-- EXERCISE DETAILS --
Some lines in the records below may hold the word "Analyst"; give the number of those lines and nothing else.

—————

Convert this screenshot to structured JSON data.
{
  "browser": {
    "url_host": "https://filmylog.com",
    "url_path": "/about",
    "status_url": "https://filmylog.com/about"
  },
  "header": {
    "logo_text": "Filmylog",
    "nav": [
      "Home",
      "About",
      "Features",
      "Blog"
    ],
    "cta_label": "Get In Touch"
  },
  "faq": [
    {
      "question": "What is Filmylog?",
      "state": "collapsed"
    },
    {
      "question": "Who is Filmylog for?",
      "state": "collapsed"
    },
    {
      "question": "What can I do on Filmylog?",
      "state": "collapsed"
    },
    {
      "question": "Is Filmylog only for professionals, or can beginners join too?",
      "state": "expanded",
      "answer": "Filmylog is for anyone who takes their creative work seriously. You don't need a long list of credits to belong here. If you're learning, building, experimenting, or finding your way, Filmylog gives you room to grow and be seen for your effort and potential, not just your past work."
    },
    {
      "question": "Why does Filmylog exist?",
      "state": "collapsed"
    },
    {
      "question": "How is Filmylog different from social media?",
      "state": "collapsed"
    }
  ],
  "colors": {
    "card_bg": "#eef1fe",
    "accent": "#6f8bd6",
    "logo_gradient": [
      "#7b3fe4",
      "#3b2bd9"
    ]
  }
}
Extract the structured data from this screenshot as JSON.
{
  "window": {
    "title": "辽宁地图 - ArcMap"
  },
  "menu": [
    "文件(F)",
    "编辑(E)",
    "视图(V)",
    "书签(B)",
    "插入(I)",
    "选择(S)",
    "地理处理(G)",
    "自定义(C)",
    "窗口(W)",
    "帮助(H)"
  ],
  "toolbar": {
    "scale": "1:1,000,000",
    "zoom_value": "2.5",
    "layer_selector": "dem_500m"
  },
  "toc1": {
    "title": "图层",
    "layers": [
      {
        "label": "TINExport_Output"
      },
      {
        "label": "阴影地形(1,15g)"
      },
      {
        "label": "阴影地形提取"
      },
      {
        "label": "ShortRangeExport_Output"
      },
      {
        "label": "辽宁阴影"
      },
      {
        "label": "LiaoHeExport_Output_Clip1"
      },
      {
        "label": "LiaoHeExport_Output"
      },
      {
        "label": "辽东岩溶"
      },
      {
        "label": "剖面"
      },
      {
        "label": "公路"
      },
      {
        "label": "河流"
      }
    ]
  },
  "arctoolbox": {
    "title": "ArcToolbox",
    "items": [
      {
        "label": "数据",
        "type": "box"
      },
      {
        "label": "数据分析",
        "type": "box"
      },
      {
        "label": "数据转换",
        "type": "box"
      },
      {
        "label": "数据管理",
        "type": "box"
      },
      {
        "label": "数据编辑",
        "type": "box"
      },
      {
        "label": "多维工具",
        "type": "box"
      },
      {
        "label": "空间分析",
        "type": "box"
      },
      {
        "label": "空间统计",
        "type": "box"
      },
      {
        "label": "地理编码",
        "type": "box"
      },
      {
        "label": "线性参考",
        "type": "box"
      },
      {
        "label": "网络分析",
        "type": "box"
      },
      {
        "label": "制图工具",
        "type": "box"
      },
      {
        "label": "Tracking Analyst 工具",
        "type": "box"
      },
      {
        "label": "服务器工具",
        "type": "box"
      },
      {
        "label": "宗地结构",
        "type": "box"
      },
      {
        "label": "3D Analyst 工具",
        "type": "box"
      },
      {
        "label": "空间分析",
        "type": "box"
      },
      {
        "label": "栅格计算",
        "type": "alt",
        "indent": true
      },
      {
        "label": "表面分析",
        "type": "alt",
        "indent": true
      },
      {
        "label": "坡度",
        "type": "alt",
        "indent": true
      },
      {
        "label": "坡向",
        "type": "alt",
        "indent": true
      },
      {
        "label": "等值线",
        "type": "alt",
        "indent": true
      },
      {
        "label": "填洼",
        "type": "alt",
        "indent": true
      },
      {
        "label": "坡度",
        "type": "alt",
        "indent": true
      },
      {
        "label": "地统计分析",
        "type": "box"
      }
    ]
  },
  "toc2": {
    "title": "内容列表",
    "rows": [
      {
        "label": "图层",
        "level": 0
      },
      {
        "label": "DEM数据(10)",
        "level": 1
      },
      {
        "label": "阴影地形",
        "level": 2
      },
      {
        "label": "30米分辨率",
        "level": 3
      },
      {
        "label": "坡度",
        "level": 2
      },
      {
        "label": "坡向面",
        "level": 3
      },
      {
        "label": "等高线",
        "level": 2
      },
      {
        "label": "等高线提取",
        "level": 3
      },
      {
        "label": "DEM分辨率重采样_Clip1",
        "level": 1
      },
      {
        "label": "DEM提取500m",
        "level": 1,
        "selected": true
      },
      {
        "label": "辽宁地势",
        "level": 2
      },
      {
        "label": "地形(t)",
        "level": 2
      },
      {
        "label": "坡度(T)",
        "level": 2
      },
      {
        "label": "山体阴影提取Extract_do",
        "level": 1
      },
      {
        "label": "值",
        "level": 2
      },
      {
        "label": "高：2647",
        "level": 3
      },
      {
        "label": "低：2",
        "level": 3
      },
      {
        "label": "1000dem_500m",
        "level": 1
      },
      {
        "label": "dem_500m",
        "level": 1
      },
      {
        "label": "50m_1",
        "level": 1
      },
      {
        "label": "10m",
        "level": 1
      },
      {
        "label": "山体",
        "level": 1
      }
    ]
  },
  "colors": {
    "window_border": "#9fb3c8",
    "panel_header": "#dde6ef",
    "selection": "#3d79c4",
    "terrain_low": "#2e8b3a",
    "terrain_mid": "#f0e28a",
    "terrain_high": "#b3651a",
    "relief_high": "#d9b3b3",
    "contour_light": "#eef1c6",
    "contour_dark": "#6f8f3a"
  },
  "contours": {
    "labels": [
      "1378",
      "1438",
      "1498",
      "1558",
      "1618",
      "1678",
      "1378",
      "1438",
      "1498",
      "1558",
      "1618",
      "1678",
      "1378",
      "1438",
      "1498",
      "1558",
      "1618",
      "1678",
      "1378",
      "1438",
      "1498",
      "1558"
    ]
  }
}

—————

-- SOLUTION TO THIS EXERCISE --
2